One designated support person can attend the birth and up to eight hours afterwards. If mom stays on the ward longer than 24 hours, the support person can visit for up to four hours once a day.

24 March 2021 Home Page, News

College students tour BHB solar panel installation

Friday 12 March 2021: Six Bermuda College students enrolled in the Applied Science and Technology programme toured the solar thermal panel installation at King Edward VII Memorial Hospital in February. Accompanied by their technical sciences lecturer, engineer Joseph Weeks, the students, all male, were shown the control room and the solar thermal panels on the roof of the Acute Care Wing. The tour was led by the Acute Care Wing facility manager, who provided detailed information on how the system works and how the panels are secured.

“The tour provided the students with a first-hand look at the practical application of what they learn in the classroom,” said Mr Weeks. “It’s important for their development to be able to perform in the real world. I thank Bermuda Hospitals Board for accommodating us particularly during the ongoing COVID-19 pandemic.”


12 March 2021 Home Page, News

Caring for the Caregiver donates to BHB nursing staff

Tuesday 9 March 2021: Bermuda Hospitals Board (BHB) nurses and nursing aides on the Ace Barber Unit received gift boxes from two local students this month.

Alaiyah Hayward from Bermuda College and Jezhari Talbot from Berkeley Institute made the donation from their newly formed charity – Caring for the Caregivers (CFTC).

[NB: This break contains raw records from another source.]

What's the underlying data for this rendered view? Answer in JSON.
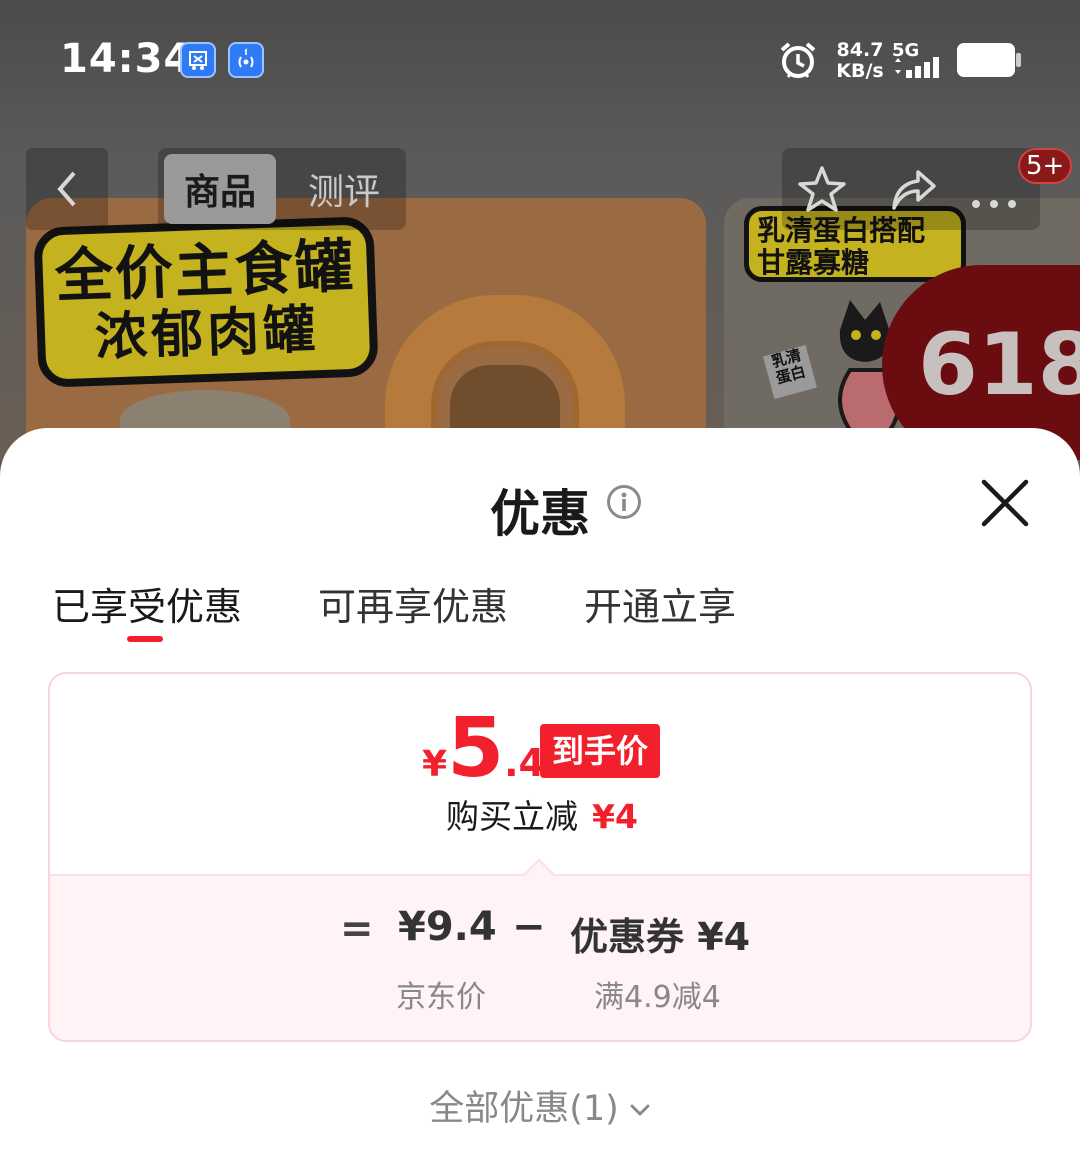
{
  "status_bar": {
    "time": "14:34",
    "net_speed_value": "84.7",
    "net_speed_unit": "KB/s",
    "network_type": "5G"
  },
  "nav": {
    "tabs": [
      {
        "label": "商品",
        "active": true
      },
      {
        "label": "测评",
        "active": false
      }
    ],
    "cart_badge": "5+"
  },
  "banner": {
    "main_sticker_line1": "全价主食罐",
    "main_sticker_line2": "浓郁肉罐",
    "side_sticker_line1": "乳清蛋白搭配",
    "side_sticker_line2": "甘露寡糖",
    "side_small_tag": "乳清蛋白",
    "promo_text": "618"
  },
  "sheet": {
    "title": "优惠",
    "tabs": [
      {
        "label": "已享受优惠",
        "active": true
      },
      {
        "label": "可再享优惠",
        "active": false
      },
      {
        "label": "开通立享",
        "active": false
      }
    ],
    "card": {
      "currency": "¥",
      "price_int": "5",
      "price_dec": ".4",
      "price_tag": "到手价",
      "saving_label": "购买立减",
      "saving_amount": "¥4",
      "equals": "=",
      "jd_price": "¥9.4",
      "minus": "−",
      "coupon_label": "优惠券 ¥4",
      "jd_price_label": "京东价",
      "coupon_condition": "满4.9减4"
    },
    "all_offers": "全部优惠(1)"
  },
  "colors": {
    "accent_red": "#f2202c",
    "card_border": "#fbd3dc",
    "card_tint": "#fff3f5"
  }
}
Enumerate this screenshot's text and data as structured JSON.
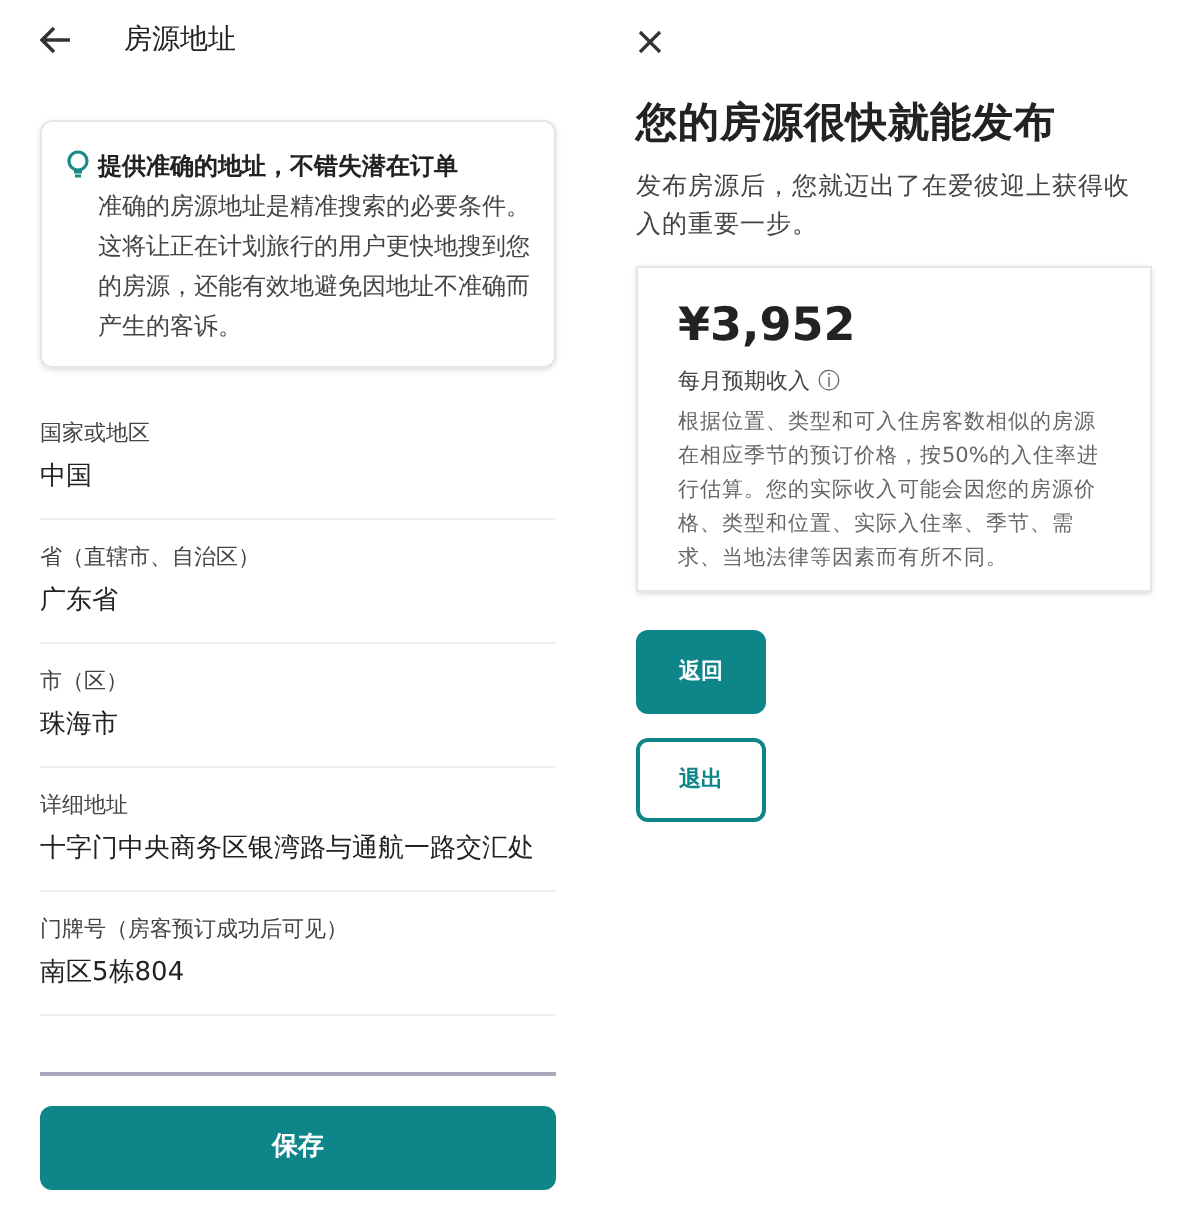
{
  "address_screen": {
    "title": "房源地址",
    "tip": {
      "heading": "提供准确的地址，不错失潜在订单",
      "body": "准确的房源地址是精准搜索的必要条件。这将让正在计划旅行的用户更快地搜到您的房源，还能有效地避免因地址不准确而产生的客诉。"
    },
    "fields": [
      {
        "label": "国家或地区",
        "value": "中国"
      },
      {
        "label": "省（直辖市、自治区）",
        "value": "广东省"
      },
      {
        "label": "市（区）",
        "value": "珠海市"
      },
      {
        "label": "详细地址",
        "value": "十字门中央商务区银湾路与通航一路交汇处"
      },
      {
        "label": "门牌号（房客预订成功后可见）",
        "value": "南区5栋804"
      }
    ],
    "blank_field": {
      "focused": true
    },
    "save_button": "保存"
  },
  "publish_screen": {
    "title": "您的房源很快就能发布",
    "subtitle": "发布房源后，您就迈出了在爱彼迎上获得收入的重要一步。",
    "estimate": {
      "amount": "¥3,952",
      "label": "每月预期收入",
      "info_icon": "ⓘ",
      "note": "根据位置、类型和可入住房客数相似的房源在相应季节的预订价格，按50%的入住率进行估算。您的实际收入可能会因您的房源价格、类型和位置、实际入住率、季节、需求、当地法律等因素而有所不同。"
    },
    "buttons": [
      {
        "label": "返回",
        "kind": "filled"
      },
      {
        "label": "退出",
        "kind": "outlined"
      }
    ]
  }
}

“CFTC’s purpose is to support our essential workers while also contributing to our local economy, by creating self-care baskets for workers with items sourced from local businesses,” the duo said in an email to BHB.

The email continued: “We have chosen to donate boxes to essential workers at your place of employment. We are looking forward to your reply to this email so we can organize how we can distribute them. We are truly thankful for what you have done for our country!”

When contacted, Ms Hayward and Ms Talbot said they wanted the gifts to be given to nurses on the Ace Barber Unit as this is the ward where the majority of patients who test positive for COVID-19 are admitted, unless they require ICU treatment.

On Monday 1 March, Ms Hayward presented 15 boxes at King Edward VII Memorial Hospital to BHB Chief of Nursing Judy Richardson, Clinical Director Medical/Surgical Services Karen Raynor and Ace Barber Clinical Resource Nurse Dunae Richards.

“This is such a thoughtful gesture from Ms Hayward and Ms Talbot,” said Ms Richardson. “We truly appreciate the gifts and I’m sure our nurses will love them. They are beautifully packaged, demonstrating the care their charity is all about.”

“The nurses and nursing aides were excited with their gifts,” said Ms Richards. “They were unexpected and welcomed. It completely brightened the day of the 15 recipients.”

Each box contained a mixture of items sourced from local vendors, including Coco Aroma, MarketPlace, Royalty Rootz, Esso, Quench Bermuda, Salt+Cedar, Naked Zero, Ahmani’s Cookie Company and ESC Limited.

The gift boxes were made possible through donations from Chubb and Validus Re.

Pictured Above: Judy Richardson, Chief of Nursing; nurse Carolann Tacklyn; Karen Raynor, Clinical Director Medical and Surgical Services; Alaiyah Hayward, Caring For the Caregiver; Dunae Richards, Clinical Resource Manager, Ace Barber; and nursing assistant Elizabeth Dore


9 March 2021 Home Page, News